The ninth month of the Islamic calendar, Ramadan is a time when Muslims around the world abstain from eating, drinking and smoking between sunrise and sunset.

Lasting about a month, it marks the time when the Qur’an was first revealed to the Prophet Mohammed (PBUH). Extra tarawih prayers are performed at the mosque throughout Ramadan and each evening 1/30th of the holy book is recited. By the end of Ramadan, many observers have read the entire Qur’an.
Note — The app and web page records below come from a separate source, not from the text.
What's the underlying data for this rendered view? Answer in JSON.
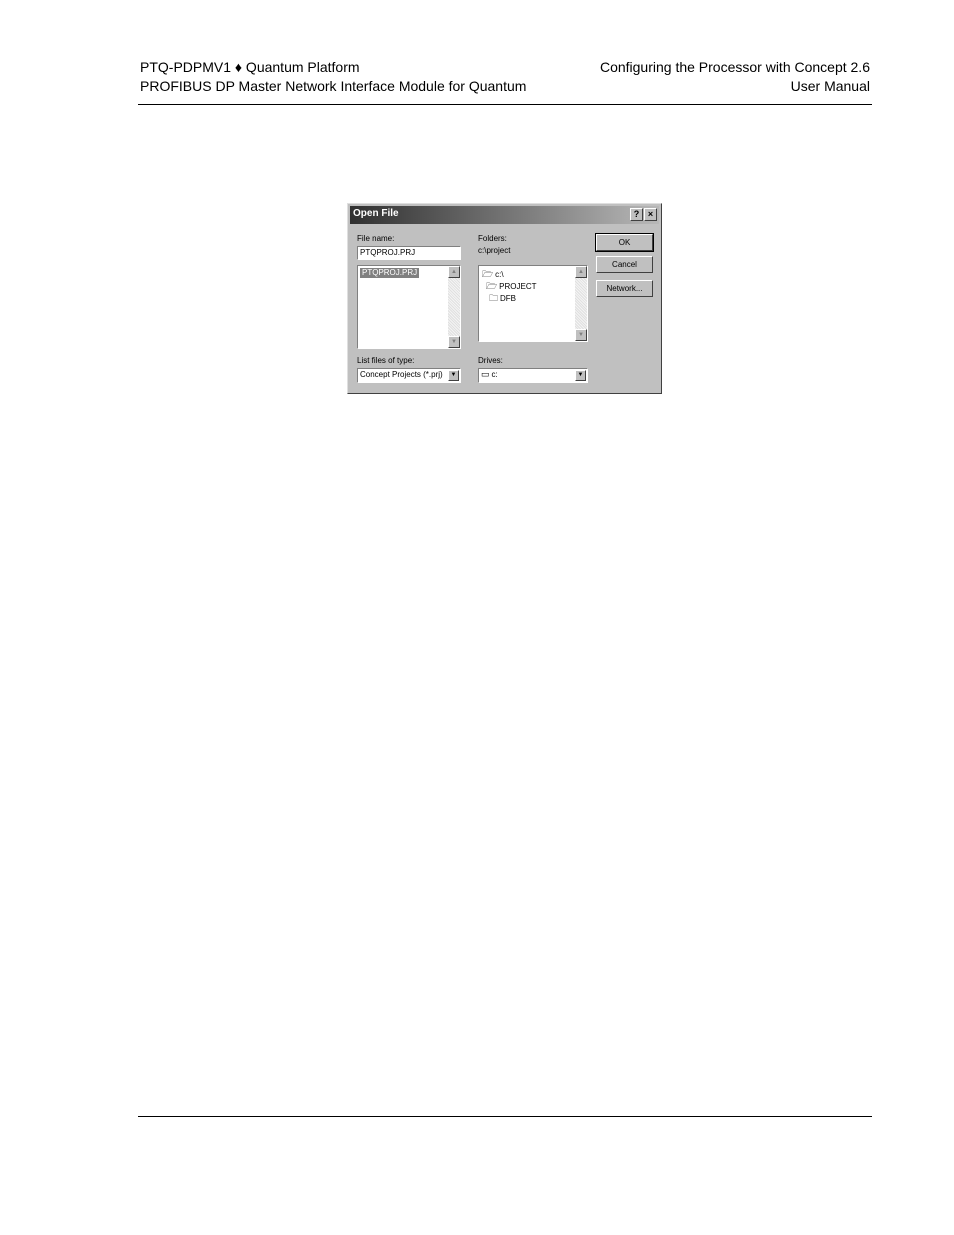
{
  "header": {
    "left_line1": "PTQ-PDPMV1 ♦ Quantum Platform",
    "left_line2": "PROFIBUS DP Master Network Interface Module for Quantum",
    "right_line1": "Configuring the Processor with Concept 2.6",
    "right_line2": "User Manual"
  },
  "dialog": {
    "title": "Open File",
    "help_label": "?",
    "close_label": "×",
    "file_name_label": "File name:",
    "file_name_value": "PTQPROJ.PRJ",
    "file_list": [
      "PTQPROJ.PRJ"
    ],
    "folders_label": "Folders:",
    "current_folder": "c:\\project",
    "folder_tree": [
      "c:\\",
      "PROJECT",
      "DFB"
    ],
    "list_type_label": "List files of type:",
    "list_type_value": "Concept Projects (*.prj)",
    "drives_label": "Drives:",
    "drive_value": "c:",
    "ok_label": "OK",
    "cancel_label": "Cancel",
    "network_label": "Network..."
  }
}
Fasting is one of the five pillars of Islam, which are the foundation of the religion. The pillars are the framework by which Muslims everywhere live, and Ramadan is considered the holiest time in the Islamic calendar. It is a time for prayer, reflection and religious devotion, to cleanse past sins and to focus on Allah through good deeds.

Images: Getty